WHAT YOU WILL DO: Only lines containing "Sharing" are wanted from the data below. Copy those lines.

SUPPLIED DATA:
-- Opening Marker --

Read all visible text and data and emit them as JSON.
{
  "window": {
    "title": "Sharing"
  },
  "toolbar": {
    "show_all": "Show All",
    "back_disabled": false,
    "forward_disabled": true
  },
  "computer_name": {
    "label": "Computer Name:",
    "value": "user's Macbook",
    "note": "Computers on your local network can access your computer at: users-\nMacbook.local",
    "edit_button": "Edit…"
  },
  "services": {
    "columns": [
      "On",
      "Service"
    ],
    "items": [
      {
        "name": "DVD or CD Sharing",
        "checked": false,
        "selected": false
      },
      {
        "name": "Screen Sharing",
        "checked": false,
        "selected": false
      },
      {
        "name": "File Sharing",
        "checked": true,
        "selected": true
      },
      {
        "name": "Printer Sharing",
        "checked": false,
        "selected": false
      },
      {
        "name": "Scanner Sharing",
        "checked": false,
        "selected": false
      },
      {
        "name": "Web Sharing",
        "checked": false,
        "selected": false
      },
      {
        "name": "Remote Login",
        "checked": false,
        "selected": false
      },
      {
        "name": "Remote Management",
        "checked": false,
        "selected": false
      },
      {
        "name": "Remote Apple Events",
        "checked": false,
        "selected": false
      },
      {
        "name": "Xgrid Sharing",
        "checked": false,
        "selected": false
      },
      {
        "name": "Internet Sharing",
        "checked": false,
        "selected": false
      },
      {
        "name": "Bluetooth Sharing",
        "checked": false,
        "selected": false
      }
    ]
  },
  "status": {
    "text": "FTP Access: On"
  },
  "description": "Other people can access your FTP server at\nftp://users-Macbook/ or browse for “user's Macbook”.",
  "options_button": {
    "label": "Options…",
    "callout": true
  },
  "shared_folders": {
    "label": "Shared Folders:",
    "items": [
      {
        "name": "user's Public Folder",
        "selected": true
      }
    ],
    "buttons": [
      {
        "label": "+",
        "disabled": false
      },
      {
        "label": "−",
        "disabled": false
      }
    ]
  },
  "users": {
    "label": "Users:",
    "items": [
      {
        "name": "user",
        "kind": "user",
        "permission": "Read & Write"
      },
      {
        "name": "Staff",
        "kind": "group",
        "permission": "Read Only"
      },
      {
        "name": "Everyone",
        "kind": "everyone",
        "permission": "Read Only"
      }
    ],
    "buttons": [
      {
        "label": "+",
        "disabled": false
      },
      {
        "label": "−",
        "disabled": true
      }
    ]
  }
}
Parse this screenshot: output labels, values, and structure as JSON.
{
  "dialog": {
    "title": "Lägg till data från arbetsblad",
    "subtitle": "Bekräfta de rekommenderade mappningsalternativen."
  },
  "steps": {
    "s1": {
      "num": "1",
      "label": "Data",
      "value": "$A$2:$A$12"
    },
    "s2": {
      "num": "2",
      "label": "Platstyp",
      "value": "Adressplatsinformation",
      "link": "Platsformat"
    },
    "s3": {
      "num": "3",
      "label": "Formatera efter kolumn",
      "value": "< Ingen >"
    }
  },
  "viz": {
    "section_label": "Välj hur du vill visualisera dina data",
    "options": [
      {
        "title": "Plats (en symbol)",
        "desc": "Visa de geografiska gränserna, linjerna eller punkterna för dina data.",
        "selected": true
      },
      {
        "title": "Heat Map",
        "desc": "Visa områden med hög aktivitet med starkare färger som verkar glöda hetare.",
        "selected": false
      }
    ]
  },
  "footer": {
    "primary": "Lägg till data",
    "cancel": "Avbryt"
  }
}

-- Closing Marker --

REPLY:
    "title": "Sharing"
        "name": "DVD or CD Sharing",
        "name": "Screen Sharing",
        "name": "File Sharing",
        "name": "Printer Sharing",
        "name": "Scanner Sharing",
        "name": "Web Sharing",
        "name": "Xgrid Sharing",
        "name": "Internet Sharing",
        "name": "Bluetooth Sharing",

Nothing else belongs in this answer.